Stuck with You - Alexandra Moody



The world was supposed to end with zombies. At least, that was what all my favorite horror movies suggested. I was fully prepared to have to roam the streets with a machete in hand and run for my life whenever I heard the garbled moans of the walking dead.

Sitting at home in my pajamas was definitely not how I saw things going. That was the reality of living through a pandemic though. And, right now, this reality was just as uncertain and just as frightening as trying to survive a horde of the undead.

“What do you mean you guys can’t get home?” My voice shook with emotion, and my gut twisted with concern.

My mom’s phone reception was shoddy at best, but I didn’t miss her carefree laugh. “Well, we’re stuck.

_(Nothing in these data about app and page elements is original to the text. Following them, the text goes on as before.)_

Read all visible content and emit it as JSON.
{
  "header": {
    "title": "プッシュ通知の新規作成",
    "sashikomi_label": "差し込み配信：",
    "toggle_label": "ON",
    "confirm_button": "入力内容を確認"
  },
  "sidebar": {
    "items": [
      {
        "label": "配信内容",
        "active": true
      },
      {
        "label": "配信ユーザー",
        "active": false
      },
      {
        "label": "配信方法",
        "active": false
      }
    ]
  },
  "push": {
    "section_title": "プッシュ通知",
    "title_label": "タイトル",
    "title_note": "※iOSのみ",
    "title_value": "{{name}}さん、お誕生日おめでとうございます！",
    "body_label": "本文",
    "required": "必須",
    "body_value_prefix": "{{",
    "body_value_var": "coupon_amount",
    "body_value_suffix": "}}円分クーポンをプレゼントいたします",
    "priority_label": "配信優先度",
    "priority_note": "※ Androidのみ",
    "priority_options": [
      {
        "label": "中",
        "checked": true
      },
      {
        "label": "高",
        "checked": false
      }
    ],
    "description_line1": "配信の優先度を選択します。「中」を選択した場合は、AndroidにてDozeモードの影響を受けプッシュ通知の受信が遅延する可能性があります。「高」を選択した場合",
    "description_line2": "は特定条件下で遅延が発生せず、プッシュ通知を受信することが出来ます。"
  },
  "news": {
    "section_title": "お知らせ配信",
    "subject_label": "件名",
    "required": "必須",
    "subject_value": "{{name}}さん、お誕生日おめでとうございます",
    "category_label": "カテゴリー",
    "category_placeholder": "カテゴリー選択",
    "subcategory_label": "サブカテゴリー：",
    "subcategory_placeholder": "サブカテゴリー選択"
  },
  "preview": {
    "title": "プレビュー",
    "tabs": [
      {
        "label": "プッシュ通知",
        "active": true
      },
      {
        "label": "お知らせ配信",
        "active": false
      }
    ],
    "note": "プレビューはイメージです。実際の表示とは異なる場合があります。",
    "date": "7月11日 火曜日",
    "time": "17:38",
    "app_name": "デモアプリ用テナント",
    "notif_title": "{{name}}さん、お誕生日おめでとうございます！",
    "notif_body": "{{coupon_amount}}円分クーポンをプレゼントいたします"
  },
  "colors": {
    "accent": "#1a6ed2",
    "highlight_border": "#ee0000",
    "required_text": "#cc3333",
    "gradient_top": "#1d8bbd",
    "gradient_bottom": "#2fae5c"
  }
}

Isn’t it wild?”

Wild was not the term I’d have chosen to describe our current situation, and I could think of several swear words that were far more appropriate. Mom and Dad were photographers and had been out of the country this week for a wedding in Mexico—the same week an unknown and highly contagious virus had swept across the globe. Now, airports were closing, school was closed, and the world had gone to hell.

At seventeen, I was used to being left home alone when my parents were out of town for work. They were never gone for more than a week, and I was pretty self-sufficient. That didn’t mean I was equipped to deal with my parents being stranded overseas when we faced a full-blown pandemic though.

People were dying, hospitals were overrun, toilet paper held more value than gold, and the news showed long queues snaking away from the entrances to gun stores. Shit was getting real. But, as bad as things might be for me here, I was far more worried about my parents.

“You’re stuck? How is that possible?” I struggled to keep the panic from my voice.

“The airport here has closed, and we can’t get a flight home.” Mom didn’t sound the least bit alarmed. “I can certainly think of worse places to be trapped during a pandemic though. The sun’s out, and you should see how clear the water is today.”

My parents were such free spirits, which was great when you wanted to go to a party or jet off on a spontaneous trip around the globe. It wasn’t so great when there was an emergency. I’d told them when they were leaving for this latest trip that it was a bad idea. They hadn’t listened though, and now they were stranded. To be fair, no one could have predicted how quickly things would escalate in a week.

Just one week ago, I’d been starting spring break, and the pandemic was barely a concern. Sure, there were a few cases here in the US, but it seemed like the virus was confined to countries on the other side of the world. I certainly didn’t imagine that days later we’d be locked down in our houses and my parents would be unable to return from their trip. Looking back, it was amazing how naïve I’d been. How naïve we’d all been.

I huffed out a breath. “Mom, I don’t want to hear about your plans to work on your tan. Will you please put Dad on the phone?”

There was a rustling sound on the line before I heard the steady tone of my dad’s voice. “Hey, Clary, how are you?”

“How am I?” I shook my head. “I’m not the one stuck in another country while the whole world’s going into lockdown. I’m more concerned about you guys.”

“Don’t worry about us,” Dad replied. “We’re fine.” He sounded so calm I had to wonder if my parents realized how serious this all was.

“Dad, they’re saying on the news we have to stay home, and we’re only supposed to leave the house to exercise or to get food and medical supplies. This is bad…” I rubbed a hand across my cheeks and tried to stop the tears from coming. I wasn’t the kind of girl who usually cried, but right now, I felt pretty damn close to tears. “What if you guys can’t get home?”

“We’ll get home,” Dad said. “I’m going to call our travel agent, and we’re going to sort this out. We’ll be back before you know it, I promise.”

I nodded my reply, not that Dad could hear it. I was just glad he seemed to be taking things seriously. I had no family here in Harford, and they all lived across